"There's been more pressure this week to put sanctions on Indiana than Iran," [likely Republican presidential candidate Mike Huckabee] told host Michael Smerconish. "The reason that those corporations put the pressure on Indiana and Arkansas was because the militant gay community put the pressure on them," he said. Huckabee reminded viewers that, while he loved Wal-Mart, the company demonstrated rank hypocrisy for doing business with countries such as Saudi Arabia or China, where executives would likely disagree with their partners' human rights.
As right-to-discriminate proposals take hold as a new phase of the culture war, the right predictably finds itself at odds with its traditional foes: liberals, the LGBT community, civil libertarians, civil-rights proponents, etc.
But as last week progressed, it became equally clear that conservatives have added a new member to their roster of antagonists: business leaders.
Of course, it wasn't just Wal-Mart that weighed in on the debate, siding with the left in opposition to discrimination.
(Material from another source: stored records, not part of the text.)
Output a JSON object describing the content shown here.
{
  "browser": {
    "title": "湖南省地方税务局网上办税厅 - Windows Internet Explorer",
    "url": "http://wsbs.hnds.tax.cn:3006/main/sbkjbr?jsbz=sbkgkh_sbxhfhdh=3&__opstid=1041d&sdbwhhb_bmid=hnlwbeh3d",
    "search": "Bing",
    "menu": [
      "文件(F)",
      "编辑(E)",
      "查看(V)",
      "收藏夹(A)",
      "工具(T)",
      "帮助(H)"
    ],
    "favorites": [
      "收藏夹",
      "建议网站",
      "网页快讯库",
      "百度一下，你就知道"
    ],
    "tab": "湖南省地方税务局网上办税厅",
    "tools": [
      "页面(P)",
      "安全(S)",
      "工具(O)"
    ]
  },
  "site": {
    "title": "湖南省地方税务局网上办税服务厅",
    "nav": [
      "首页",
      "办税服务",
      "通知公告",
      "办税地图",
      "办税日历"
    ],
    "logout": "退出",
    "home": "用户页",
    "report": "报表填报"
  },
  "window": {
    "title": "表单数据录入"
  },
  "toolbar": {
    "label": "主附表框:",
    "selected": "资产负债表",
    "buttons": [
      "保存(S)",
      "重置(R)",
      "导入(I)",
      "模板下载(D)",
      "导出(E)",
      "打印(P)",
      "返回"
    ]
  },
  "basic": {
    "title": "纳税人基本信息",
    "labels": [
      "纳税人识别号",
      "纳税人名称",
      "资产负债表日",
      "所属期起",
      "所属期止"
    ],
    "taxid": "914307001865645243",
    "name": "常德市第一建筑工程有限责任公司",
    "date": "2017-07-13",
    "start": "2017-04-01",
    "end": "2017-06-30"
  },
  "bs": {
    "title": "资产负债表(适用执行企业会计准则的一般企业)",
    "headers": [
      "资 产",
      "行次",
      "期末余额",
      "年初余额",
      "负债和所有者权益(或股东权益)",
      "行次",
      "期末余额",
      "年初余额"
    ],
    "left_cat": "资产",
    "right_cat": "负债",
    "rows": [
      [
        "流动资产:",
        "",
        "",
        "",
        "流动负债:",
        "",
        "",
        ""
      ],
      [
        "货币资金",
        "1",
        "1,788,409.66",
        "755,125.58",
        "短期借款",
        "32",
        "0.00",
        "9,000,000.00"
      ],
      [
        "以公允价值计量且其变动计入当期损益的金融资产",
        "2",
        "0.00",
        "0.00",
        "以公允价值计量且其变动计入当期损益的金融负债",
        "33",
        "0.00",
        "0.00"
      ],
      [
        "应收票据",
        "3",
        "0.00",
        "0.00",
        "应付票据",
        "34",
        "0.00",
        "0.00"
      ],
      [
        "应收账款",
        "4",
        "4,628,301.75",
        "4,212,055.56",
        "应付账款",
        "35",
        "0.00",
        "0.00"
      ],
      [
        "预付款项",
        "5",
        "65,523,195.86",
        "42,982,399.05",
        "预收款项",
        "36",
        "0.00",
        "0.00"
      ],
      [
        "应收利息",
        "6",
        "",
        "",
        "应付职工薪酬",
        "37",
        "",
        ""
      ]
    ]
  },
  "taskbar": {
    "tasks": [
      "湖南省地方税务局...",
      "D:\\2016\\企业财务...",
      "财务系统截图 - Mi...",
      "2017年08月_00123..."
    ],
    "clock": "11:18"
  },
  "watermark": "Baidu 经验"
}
The list of high-profile companies that intervened last week, all in support of civil rights and basic decency, isn't short.
In Georgia, where a version of the "Religious Freedom Restoration Act" died last week, Coca-Cola also entered the fray, urging Republican policymakers not to approve the bill. It led one GOP state senator to deliver remarks on the legislative floor, accusing corporate critics of hypocrisy and telling colleagues, "I don't really think what they have to say matters a whole heck of a lot."
At a certain level, this may seem obvious. Major corporations adopted a strong posture against discrimination, so Republican policymakers who support these measures pushed back. It's how practically all debates take shape.
But let's not miss the forest for the trees -- since when do Republicans argue, in effect, "Let's stop listening to private-sector business leaders"?
For generations, the GOP was seen as the party of big business, and it was a label the party earned. Big Business and Corporate America are supposed to be conservative -- anti-regulation, anti-interference, pro-free market -- and private-sector leaders are supposed to find natural allies among Republicans.
And not surprisingly, this alliance has influenced what GOP officials say and do. Corporate leaders are "job creators," we're told, who form the backbone of American free enterprise and who deserve as many tax breaks as humanly possible. It's the nation's private sector, Republicans insist, whose opinions are supposed to be sacrosanct.
Last week, however, Wal-Mart found itself on Democrats' side. Apple, arguably the most successful company in the history of capitalism, was under fire from the right for speaking out against discrimination. Some Republicans in Georgia dismissed Coca Cola as irrelevant, which just isn't supposed to happen.
When GOP orthodoxy is put to the test, and the party is confronted with a dispute between anti-gay culture warriors and anti-discrimination business leaders, quite a few Republicans weren't entirely sure which contingent to take seriously.
But the broader takeaway is how often we seem to be finding business leaders at odds with their GOP allies. It became clear last week that Corporate America considers discrimination bad for business. At the same time, much of the private sector also supports immigration reform. And the Affordable Care Act. And infrastructure investment. And an end to debt-ceiling hostage crises.
I don't want to overstate the case -- the odds are poor that the U.S. Chamber of Commerce, Business Roundtable, and National Federation of Independent Businesses are suddenly going to start throwing money at Democratic candidates.
The fact remains, however, that private-sector leaders expect Republicans to take the concerns raised by the business community seriously, and lately, that's just not happening. Indeed, Politico ran a lengthy report last week on the Chamber of Commerce's "bad bet" on the GOP: "After spending tens of millions to elect Republican candidates, the U.S. Chamber of Commerce still can't get them to do what it wants."
These conflicts are growing more common, not less, and have begun to incorporate an expanded spectrum of issues. There's long been some simmering tension between the GOP's pro-business contingent and social-conservative base, but it's generally been a tug of war for attention, with each faction urging the party to take its priorities seriously. This year, however, what we're seeing is a different dynamic in which the factions are at odds with one another, leaving Republicans unsure which direction to turn.